=== Recorded information ===
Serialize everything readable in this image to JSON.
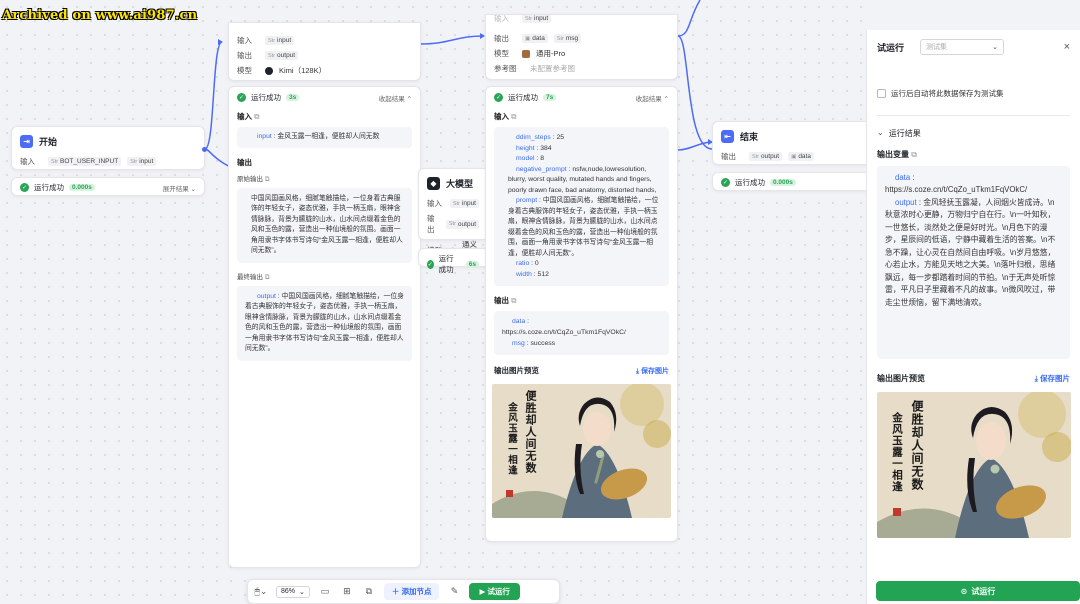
{
  "watermark": "Archived on www.ai987.cn",
  "start_node": {
    "title": "开始",
    "input_label": "输入",
    "param": "BOT_USER_INPUT",
    "param_type": "input",
    "status": "运行成功",
    "time": "0.000s",
    "expand": "展开结果"
  },
  "llm1": {
    "input_label": "输入",
    "input_val": "input",
    "output_label": "输出",
    "output_val": "output",
    "model_label": "模型",
    "model_val": "Kimi（128K）",
    "status": "运行成功",
    "time": "3s",
    "collapse": "收起结果",
    "sec_input": "输入",
    "input_text_key": "input",
    "input_text": "金风玉露一相逢，便胜却人间无数",
    "sec_output": "输出",
    "raw_label": "原始输出",
    "raw_text": "中国风国画风格，细腻笔触描绘，一位身着古典服饰的年轻女子，姿态优雅，手执一柄玉扇，眼神含情脉脉，背景为朦胧的山水，山水间点缀着金色的风和玉色的露，营造出一种仙境般的氛围。画面一角用隶书字体书写诗句“金风玉露一相逢，便胜却人间无数”。",
    "final_label": "最终输出",
    "final_key": "output",
    "final_text": "中国风国画风格，细腻笔触描绘，一位身着古典服饰的年轻女子，姿态优雅，手执一柄玉扇，眼神含情脉脉，背景为朦胧的山水，山水间点缀着金色的风和玉色的露，营造出一种仙境般的氛围，画面一角用隶书字体书写诗句“金风玉露一相逢，便胜却人间无数”。"
  },
  "llm2": {
    "title": "大模型",
    "input_label": "输入",
    "input_val": "input",
    "output_label": "输出",
    "output_val": "output",
    "model_label": "模型",
    "model_val": "通义千",
    "status": "运行成功",
    "time": "6s"
  },
  "image_node": {
    "input_val": "input",
    "output_label": "输出",
    "out1": "data",
    "out2": "msg",
    "model_label": "模型",
    "model_val": "通用-Pro",
    "ref_label": "参考图",
    "ref_val": "未配置参考图",
    "status": "运行成功",
    "time": "7s",
    "collapse": "收起结果",
    "sec_input": "输入",
    "params": [
      {
        "k": "ddim_steps",
        "v": "25"
      },
      {
        "k": "height",
        "v": "384"
      },
      {
        "k": "model",
        "v": "8"
      },
      {
        "k": "negative_prompt",
        "v": "nsfw,nude,lowresolution, blurry, worst quality, mutated hands and fingers, poorly drawn face, bad anatomy, distorted hands,"
      },
      {
        "k": "prompt",
        "v": "中国风国画风格，细腻笔触描绘，一位身着古典服饰的年轻女子，姿态优雅，手执一柄玉扇，眼神含情脉脉，背景为朦胧的山水，山水间点缀着金色的风和玉色的露，营造出一种仙境般的氛围，画面一角用隶书字体书写诗句“金风玉露一相逢，便胜却人间无数”。"
      },
      {
        "k": "ratio",
        "v": "0"
      },
      {
        "k": "width",
        "v": "512"
      }
    ],
    "sec_output": "输出",
    "out_data_key": "data",
    "out_data": "https://s.coze.cn/t/CqZo_uTkm1FqVOkC/",
    "out_msg_key": "msg",
    "out_msg": "success",
    "preview_label": "输出图片预览",
    "save_label": "保存图片",
    "poem_col1": "便胜却人间无数",
    "poem_col2": "金风玉露一相逢"
  },
  "end_node": {
    "title": "结束",
    "output_label": "输出",
    "out1": "output",
    "out2": "data",
    "status": "运行成功",
    "time": "0.000s"
  },
  "panel": {
    "title": "试运行",
    "select_placeholder": "测试集",
    "checkbox_label": "运行后自动将此数据保存为测试集",
    "result_label": "运行结果",
    "out_var_label": "输出变量",
    "data_key": "data",
    "data_val": "https://s.coze.cn/t/CqZo_uTkm1FqVOkC/",
    "output_key": "output",
    "output_val": "金风轻抚玉露凝，人间烟火皆成诗。\\n秋意浓时心更静，万物归宁自在行。\\n一叶知秋，一世悠长，淡然处之便是好时光。\\n月色下的漫步，星辰间的低语，宁静中藏着生活的答案。\\n不急不躁，让心灵在自然间自由呼吸。\\n岁月悠悠，心若止水，方能见天地之大美。\\n落叶归根，思绪飘远，每一步都踏着时间的节拍。\\n于无声处听惊雷，平凡日子里藏着不凡的故事。\\n微风吹过，带走尘世烦恼，留下满地清欢。",
    "preview_label": "输出图片预览",
    "save_label": "保存图片",
    "run_button": "试运行"
  },
  "toolbar": {
    "zoom": "86%",
    "add_node": "添加节点",
    "run": "试运行"
  }
}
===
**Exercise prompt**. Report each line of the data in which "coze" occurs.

**Answer to this task**.
    "out_data": "https://s.coze.cn/t/CqZo_uTkm1FqVOkC/",
    "data_val": "https://s.coze.cn/t/CqZo_uTkm1FqVOkC/",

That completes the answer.